Unfortunately, it turned into one of the scariest nights ever in Africa. On the way to another bar, a lorry drove past Sam’s car, packed with people. Something hit the window next to her and the glass shattered. After we recovered from the initial shock, Sam drove off to find the lorry. She seemed to intuitively know where it was heading, a small lorry park next to the entrance of UST. We stopped in the badly lit place and she approached a group of people next to a brazier. She asked whether a lorry had come in, and then started accusing people of covering up for them, and that they knew why she was asking. She was quite drunk, so was I, and the rashness of our bold actions was beginning to come home to me. The group of people that surrounded us looked threatening in the dark, but I suppose they were mainly inquisitive. Sam shouted several times and started being abusive. Three young well-dressed guys tried to calm her and offered to go looking for the lorry. I remember little of our drive through some reasonable looking housing estates, apart from the terrible effect of the road on Sam’s car’s tiny springs. At one point we approached a lorry, which may or may not have been the one which had driven past us, and some more questions were asked, with little conclusion. At this point one of the guys disappeared, and we drove on with the others back to the lorry park. As we stopped, Sam was going to offer the guys a few Cedis for their trouble. She had placed her purse in between my and her seat. It was not there. She was incensed and started accusing the two guys who had helped us of being in collusion. She thought it must be the third guy. The two men, hurt at being accused of stealing, agreed to go and find the men, so off we drove again into the houses. We never found them. In the end Sam tired and told the guys to get out. Acrimoniously, they agreed, they still felt angry that they were being accused, but realised Sam was in no state to be reasoned with. We drove back into the campus, shards of glass glistening in the occasional street light. It was a depressing end to what had been a reasonable night. I could offer no solace to Sam, and indeed we never had an explanation for what happened. Had she left the wallet at the bar, had those two guys been genuine, had the third anything to do with the incident? We just never knew. It was just a sorry mess.

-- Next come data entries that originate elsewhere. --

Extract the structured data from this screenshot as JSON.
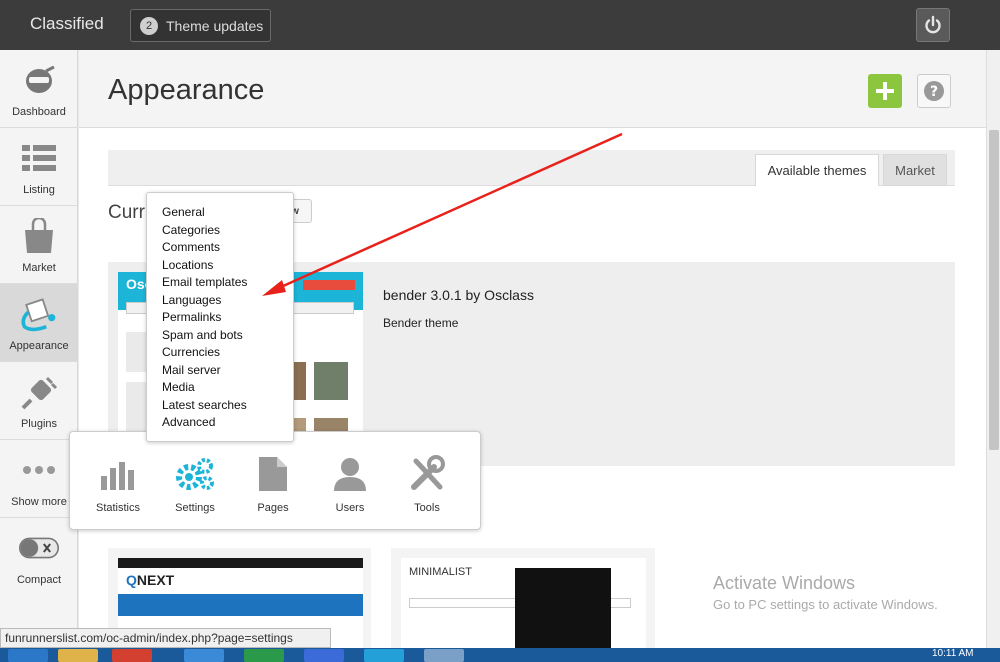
{
  "topbar": {
    "brand": "Classified",
    "theme_updates_count": "2",
    "theme_updates_label": "Theme updates"
  },
  "sidebar": {
    "items": [
      {
        "label": "Dashboard",
        "icon": "dashboard-icon"
      },
      {
        "label": "Listing",
        "icon": "listing-icon"
      },
      {
        "label": "Market",
        "icon": "market-bag-icon"
      },
      {
        "label": "Appearance",
        "icon": "paint-bucket-icon"
      },
      {
        "label": "Plugins",
        "icon": "plug-icon"
      },
      {
        "label": "Show more",
        "icon": "more-dots-icon"
      },
      {
        "label": "Compact",
        "icon": "toggle-icon"
      }
    ]
  },
  "page": {
    "title": "Appearance",
    "tabs": [
      "Available themes",
      "Market"
    ],
    "current_label": "Curr",
    "preview_label": "w",
    "theme_name": "bender 3.0.1 by Osclass",
    "theme_desc": "Bender theme",
    "thumb_title": "Osc",
    "thumb2_brand": "NEXT",
    "thumb3_title": "MINIMALIST"
  },
  "more_menu": {
    "items": [
      "Statistics",
      "Settings",
      "Pages",
      "Users",
      "Tools"
    ]
  },
  "settings_menu": {
    "items": [
      "General",
      "Categories",
      "Comments",
      "Locations",
      "Email templates",
      "Languages",
      "Permalinks",
      "Spam and bots",
      "Currencies",
      "Mail server",
      "Media",
      "Latest searches",
      "Advanced"
    ]
  },
  "watermark": {
    "line1": "Activate Windows",
    "line2": "Go to PC settings to activate Windows."
  },
  "status_url": "funrunnerslist.com/oc-admin/index.php?page=settings",
  "clock": "10:11 AM",
  "colors": {
    "topbar": "#3c3c3c",
    "accent_blue": "#1cb5d8",
    "add_green": "#8cc63f",
    "arrow_red": "#e8211a"
  }
}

The only time I went further than a few miles from Kumasi was one holiday Monday. To escape from the city was more difficult than I could ever imagine. Before setting off for Ghana, I had talked to a woman I knew in the UK who had spent some time in Ghana working at the Cocoa Research Institute and had had a fabulous time. She gave me the name of a lecturer in UST’s Agriculture Department that she had become good friends with, and after a few days of being in Ghana, I went over to the Department to look him up. Abulla was not there, he was at the agricultural research station. On asking where that was, I was told it was miles away. I left a message in his pigeon hole. A few days later, I went into Kumasi for a quick shop and on my return was told this Abulla had called around. I went over to Agriculture but again missed him. It took four more back and forths and about two more weeks before I finally met him, he poked his face around the door of my office in IRNR. We chatted for a short while before he told me he would be away for a week. But then we decided that when it was the holiday, he would take me with his family to Lake Bosumtwi. About twenty miles south east of Kumasi, this lake appeared completely round on all maps. It was hardly surprising – it was formed by a huge meteorite that threw up a set of hills around the crater. I was picked up early in the morning and sat around the family house for what seemed like an age while Abulla’s wife prepared gargantuan amounts of food. Abulla had two very young daughters who kept wandering in and out showing me their toys.